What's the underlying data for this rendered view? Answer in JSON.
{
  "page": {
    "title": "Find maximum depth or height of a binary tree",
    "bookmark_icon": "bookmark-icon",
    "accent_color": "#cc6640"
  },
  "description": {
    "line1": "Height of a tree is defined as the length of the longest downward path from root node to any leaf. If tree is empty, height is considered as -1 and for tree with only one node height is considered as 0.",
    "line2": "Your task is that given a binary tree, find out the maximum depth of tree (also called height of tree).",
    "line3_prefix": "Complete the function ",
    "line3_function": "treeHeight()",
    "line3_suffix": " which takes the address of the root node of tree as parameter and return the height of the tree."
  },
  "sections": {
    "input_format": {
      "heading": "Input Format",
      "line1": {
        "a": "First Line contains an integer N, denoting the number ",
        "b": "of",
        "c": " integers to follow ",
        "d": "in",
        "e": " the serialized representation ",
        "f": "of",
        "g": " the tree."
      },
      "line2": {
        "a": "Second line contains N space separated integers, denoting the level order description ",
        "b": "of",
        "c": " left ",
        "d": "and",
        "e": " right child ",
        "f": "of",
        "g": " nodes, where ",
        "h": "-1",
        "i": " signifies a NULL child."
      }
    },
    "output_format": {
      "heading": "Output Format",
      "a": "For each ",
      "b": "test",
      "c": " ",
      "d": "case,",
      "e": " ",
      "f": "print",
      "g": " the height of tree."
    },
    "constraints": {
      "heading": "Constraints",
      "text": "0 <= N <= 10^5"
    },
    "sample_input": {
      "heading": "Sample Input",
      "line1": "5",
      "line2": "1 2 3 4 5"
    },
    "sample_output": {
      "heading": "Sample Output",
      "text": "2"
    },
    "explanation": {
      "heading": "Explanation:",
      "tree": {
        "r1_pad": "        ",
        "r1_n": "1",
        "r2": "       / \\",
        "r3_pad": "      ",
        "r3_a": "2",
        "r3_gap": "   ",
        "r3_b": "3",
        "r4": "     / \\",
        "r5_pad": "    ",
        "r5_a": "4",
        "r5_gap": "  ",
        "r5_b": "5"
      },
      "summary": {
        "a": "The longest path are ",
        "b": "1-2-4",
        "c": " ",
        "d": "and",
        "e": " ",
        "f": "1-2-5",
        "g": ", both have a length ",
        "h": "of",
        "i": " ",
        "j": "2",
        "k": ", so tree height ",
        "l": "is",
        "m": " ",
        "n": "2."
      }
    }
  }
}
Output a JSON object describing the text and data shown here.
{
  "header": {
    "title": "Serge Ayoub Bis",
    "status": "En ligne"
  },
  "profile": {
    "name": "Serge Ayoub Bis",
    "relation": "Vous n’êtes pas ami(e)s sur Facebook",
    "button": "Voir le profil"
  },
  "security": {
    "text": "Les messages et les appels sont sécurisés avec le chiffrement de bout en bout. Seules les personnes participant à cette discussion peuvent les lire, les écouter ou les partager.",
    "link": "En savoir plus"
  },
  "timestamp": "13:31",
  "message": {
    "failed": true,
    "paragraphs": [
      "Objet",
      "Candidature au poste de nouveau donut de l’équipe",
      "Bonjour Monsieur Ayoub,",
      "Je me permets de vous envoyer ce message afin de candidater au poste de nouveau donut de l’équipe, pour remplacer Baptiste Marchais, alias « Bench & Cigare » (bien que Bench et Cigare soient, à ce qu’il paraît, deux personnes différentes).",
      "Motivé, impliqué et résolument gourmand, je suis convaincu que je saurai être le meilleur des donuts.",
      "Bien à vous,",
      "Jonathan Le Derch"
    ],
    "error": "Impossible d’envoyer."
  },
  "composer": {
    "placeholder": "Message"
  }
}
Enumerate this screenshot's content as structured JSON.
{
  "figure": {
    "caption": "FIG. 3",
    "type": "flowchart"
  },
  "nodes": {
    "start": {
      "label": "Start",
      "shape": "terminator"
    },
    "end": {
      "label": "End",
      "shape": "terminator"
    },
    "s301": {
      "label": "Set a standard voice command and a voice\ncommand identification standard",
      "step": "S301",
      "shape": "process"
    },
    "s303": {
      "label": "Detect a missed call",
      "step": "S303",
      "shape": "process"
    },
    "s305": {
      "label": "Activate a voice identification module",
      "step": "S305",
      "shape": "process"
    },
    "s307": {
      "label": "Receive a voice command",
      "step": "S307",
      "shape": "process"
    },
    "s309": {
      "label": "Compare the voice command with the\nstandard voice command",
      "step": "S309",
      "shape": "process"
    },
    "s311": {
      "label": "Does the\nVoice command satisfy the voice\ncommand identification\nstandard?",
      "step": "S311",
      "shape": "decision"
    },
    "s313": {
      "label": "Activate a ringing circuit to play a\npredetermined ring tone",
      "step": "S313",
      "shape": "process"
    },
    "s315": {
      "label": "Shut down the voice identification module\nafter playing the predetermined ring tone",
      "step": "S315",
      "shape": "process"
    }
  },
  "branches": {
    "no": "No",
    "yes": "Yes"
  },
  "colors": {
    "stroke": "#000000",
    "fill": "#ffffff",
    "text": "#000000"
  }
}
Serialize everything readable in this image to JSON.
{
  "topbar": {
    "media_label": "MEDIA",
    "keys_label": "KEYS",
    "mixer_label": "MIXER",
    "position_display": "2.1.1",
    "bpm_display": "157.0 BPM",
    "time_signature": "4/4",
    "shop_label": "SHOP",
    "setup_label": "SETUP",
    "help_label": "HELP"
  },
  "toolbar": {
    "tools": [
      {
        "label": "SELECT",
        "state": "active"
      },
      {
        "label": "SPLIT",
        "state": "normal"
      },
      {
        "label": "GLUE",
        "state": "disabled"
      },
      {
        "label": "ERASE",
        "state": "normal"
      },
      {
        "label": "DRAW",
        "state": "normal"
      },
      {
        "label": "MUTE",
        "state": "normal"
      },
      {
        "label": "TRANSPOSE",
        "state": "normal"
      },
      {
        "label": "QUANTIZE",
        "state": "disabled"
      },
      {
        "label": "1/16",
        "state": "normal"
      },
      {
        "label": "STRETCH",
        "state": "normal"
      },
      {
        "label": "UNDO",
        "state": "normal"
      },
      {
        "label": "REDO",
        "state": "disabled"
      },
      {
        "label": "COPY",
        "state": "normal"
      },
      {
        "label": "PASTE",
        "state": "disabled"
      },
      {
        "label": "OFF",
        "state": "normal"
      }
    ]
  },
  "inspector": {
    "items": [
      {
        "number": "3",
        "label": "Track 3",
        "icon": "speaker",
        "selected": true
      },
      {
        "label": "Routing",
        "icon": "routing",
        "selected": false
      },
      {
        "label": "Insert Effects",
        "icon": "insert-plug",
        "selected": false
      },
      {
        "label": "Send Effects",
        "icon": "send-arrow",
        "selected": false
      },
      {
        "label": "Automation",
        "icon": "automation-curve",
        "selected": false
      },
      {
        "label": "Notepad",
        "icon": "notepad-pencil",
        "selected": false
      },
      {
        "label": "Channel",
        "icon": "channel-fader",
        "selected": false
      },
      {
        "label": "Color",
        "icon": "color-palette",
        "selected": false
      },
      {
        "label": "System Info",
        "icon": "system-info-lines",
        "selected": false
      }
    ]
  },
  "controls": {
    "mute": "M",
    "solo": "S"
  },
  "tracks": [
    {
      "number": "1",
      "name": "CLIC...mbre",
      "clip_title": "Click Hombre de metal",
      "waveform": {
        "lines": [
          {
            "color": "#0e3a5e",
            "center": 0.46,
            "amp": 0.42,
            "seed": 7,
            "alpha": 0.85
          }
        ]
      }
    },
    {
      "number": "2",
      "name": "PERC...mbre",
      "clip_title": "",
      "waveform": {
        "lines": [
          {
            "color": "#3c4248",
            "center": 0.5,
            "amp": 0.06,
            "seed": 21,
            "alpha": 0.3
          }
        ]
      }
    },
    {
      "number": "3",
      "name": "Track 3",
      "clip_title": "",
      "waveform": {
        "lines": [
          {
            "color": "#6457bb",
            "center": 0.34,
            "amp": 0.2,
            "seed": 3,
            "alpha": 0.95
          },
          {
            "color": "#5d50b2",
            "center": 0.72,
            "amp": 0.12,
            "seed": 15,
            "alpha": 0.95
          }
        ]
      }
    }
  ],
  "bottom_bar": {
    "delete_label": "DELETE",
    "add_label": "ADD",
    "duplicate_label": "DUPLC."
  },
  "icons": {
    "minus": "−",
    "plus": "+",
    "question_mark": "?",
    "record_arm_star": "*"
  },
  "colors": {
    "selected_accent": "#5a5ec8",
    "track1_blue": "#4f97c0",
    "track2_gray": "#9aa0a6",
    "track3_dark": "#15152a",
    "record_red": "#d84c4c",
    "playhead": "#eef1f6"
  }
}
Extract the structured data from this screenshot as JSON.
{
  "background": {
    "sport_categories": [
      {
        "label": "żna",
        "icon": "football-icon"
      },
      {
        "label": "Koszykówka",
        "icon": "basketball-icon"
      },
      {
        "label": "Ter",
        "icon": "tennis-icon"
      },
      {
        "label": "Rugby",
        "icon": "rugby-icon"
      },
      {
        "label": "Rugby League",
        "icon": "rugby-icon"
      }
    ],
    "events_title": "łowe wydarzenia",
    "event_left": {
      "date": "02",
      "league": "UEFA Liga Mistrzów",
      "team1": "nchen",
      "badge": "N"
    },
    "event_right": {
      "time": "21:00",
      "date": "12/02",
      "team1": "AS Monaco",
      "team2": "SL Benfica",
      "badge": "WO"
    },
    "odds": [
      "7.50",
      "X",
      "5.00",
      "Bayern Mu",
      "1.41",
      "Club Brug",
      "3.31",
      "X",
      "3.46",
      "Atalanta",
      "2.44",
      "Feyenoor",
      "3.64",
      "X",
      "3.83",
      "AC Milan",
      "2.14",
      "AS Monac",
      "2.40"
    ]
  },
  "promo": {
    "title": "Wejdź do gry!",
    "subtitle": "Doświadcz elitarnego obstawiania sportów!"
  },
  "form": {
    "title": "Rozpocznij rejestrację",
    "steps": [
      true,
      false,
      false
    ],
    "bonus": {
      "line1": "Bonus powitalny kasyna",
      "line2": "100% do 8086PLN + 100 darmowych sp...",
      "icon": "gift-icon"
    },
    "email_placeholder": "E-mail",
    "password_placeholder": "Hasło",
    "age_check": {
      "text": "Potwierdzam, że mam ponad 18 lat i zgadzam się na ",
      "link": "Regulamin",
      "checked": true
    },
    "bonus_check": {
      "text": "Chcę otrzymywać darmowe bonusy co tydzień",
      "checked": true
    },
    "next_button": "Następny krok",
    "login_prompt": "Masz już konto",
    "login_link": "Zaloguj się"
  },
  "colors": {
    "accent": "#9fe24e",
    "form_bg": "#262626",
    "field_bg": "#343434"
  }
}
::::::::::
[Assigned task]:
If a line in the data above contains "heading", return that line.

[Answer box]:
      "heading": "Input Format",
      "heading": "Output Format",
      "heading": "Constraints",
      "heading": "Sample Input",
      "heading": "Sample Output",
      "heading": "Explanation:",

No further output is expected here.